The Sarashina Diary: A Woman’s Life in Eleventh-Century Japan, translated with excellent notes and short essays by Sonja Arntzen and Itō Moriyuki, gives a perfect opportunity to consider the significance of Sugawara Takasue no Musume’s “personal story.” 1 From the generation after the great luminaries Murasaki Shikibu and Sei Shōnagon, the young Takasue no Musume prayed “with abandon” to be able to read more tales of the “Shining Genji.”2 Takasue no Musume had quite the chance to be successful at court and at authorship. She was related to the Imperial family through her Fujiwara mother, to Murasaki Shikibu through her stepmother, and to the great poet and statesman Sugawara no Michizane through her father, Takasue. Takasue no Musume was no ordinary woman. Yet this “diary” presents her as ordinary—in the same way as Charlotte Brontë or Jane Austen personally appear ordinary. All three women were entranced with lives of passion, wealth, and power, yet their imaginations transcended their own ability to be heroines of romance.
Before trying to analyze what Takasue no Musume’s life signifies, one needs to discuss the work that Arntzen and Itō present. They begin with an essay about the genre nikki. Commonly translated as “diary,” the English term implies an autobiographical record, written in intervals in the past; English speakers may expect a primary text untampered by retrospective revision either by the author or another. This work, however, has been reshaped in a way that an autobiography shapes the past. Ivan Morris’s 1971 translation3 uses the word “recollections,” and Richard Bowring (1982) calls Sarashina Nikki a “memoir.”4 If one wants to establish Takasue no Musume’s literary reputation, such shaping and patterning are virtues. But in order to judge the quality of an elite woman’s life in eleventh-century Japan, one must evaluate whether a text reflects the life or how the author or someone else thought the life should be viewed.
As a girl raised in the back of beyond, even farther than the end of the road to the East Country, how rustic and odd I must have been.

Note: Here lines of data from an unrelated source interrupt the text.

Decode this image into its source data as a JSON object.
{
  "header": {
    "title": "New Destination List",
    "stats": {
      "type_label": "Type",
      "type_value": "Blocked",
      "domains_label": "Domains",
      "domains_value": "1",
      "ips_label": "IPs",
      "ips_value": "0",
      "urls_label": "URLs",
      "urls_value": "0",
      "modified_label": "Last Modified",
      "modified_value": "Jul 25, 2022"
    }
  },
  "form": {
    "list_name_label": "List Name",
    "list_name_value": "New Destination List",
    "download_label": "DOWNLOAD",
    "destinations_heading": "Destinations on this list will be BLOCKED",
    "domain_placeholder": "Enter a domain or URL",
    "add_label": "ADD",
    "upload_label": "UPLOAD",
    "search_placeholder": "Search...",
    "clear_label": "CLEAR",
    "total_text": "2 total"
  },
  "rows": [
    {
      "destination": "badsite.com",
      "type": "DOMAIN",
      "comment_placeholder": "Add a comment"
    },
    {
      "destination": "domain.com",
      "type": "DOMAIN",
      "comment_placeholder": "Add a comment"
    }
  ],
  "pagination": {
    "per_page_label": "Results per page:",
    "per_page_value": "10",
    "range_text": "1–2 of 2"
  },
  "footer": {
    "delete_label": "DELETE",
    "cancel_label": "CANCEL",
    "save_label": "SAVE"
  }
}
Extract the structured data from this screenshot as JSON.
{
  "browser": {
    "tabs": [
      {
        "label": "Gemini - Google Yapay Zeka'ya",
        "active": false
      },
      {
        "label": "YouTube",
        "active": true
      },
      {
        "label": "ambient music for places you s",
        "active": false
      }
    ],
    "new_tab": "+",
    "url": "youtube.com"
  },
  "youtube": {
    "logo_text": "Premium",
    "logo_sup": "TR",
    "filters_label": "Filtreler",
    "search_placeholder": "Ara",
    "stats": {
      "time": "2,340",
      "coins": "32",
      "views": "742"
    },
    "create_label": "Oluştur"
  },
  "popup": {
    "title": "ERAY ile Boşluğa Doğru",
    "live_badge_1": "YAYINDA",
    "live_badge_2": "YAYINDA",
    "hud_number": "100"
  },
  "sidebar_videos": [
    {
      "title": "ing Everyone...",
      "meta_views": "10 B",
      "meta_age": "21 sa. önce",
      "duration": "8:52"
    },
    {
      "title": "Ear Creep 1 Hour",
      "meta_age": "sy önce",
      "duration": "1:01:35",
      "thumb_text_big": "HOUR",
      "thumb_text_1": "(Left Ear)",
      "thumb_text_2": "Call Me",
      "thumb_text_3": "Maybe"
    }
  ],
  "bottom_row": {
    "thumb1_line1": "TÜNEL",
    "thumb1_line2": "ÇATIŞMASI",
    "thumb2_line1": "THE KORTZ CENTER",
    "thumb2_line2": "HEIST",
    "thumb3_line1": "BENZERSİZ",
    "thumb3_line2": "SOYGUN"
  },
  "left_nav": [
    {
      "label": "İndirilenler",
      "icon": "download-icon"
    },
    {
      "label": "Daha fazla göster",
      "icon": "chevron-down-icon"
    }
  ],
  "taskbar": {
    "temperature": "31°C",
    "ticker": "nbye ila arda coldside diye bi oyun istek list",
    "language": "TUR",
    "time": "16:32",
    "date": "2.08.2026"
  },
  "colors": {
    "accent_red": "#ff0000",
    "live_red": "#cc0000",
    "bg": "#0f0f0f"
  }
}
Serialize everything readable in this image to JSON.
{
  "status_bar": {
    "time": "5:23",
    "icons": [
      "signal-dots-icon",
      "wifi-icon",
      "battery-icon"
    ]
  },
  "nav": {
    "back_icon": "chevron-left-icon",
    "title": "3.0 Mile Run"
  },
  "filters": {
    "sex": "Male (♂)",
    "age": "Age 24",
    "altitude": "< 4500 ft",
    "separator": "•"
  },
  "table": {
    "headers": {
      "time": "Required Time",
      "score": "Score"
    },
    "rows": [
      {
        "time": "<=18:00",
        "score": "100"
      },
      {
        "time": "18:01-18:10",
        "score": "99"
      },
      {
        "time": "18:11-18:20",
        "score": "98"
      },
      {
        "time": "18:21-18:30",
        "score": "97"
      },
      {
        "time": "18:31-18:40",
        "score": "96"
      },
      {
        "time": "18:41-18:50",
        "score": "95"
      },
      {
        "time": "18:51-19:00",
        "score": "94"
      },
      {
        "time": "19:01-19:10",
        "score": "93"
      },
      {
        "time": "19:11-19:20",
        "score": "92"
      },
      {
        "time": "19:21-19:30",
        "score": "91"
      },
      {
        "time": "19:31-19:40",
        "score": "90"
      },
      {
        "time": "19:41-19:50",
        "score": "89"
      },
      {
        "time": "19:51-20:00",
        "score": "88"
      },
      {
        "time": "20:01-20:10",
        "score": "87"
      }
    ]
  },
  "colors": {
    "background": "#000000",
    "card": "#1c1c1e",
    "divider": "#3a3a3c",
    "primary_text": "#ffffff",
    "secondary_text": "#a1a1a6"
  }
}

But however it was that I first became enthralled with them, once I knew that such things as tales existed in the world, all I could think of over and over was how much I wanted to read them.
—The beginning of The Sarashina Diary, as translated by Arntzen and Itō, 90.
1. Sonja Arntzen and Itō Moriyuki, trans. and eds., The Sarashina Diary: A Woman’s Life in Eleventh-Century Japan (New York: Columbia University Press, 2014).
2. Ibid., 90.
3. Ivan Morris, trans. As I Crossed a Bridge of Dreams: Recollections of a Woman in Eleventh-Century Japan (New York: Dial Press, 1971).
4. Richard Bowring, trans. and ed., Murasaki Shikibu: Her Diary and Poetic Memoirs (Princeton: Library of Asian Translations, 1982), 31. Bowring calls the Japanese scholar Teika “cavalier” in first calling Takasue no Musume’s work a “nikki.”
5. Arntzen and Itō, 19.
6. Arntzen and Itō, 14–19, discuss Teika but do not suggest that anyone other than Takasue no Musume shaped the work.
7. Ibid., 206.
8. Ibid., 208. Arntzen and Itō point out there has been debate over the authorship of the last poem (81–88).
9. Andrew Pekarik, ed., Ukifune: Love In The Tale of Genji (New York: Columbia University Press, 1982), 140.
10. Arntzen and Itō, 142. 11. Ibid., 184. 12. Ibid., 182.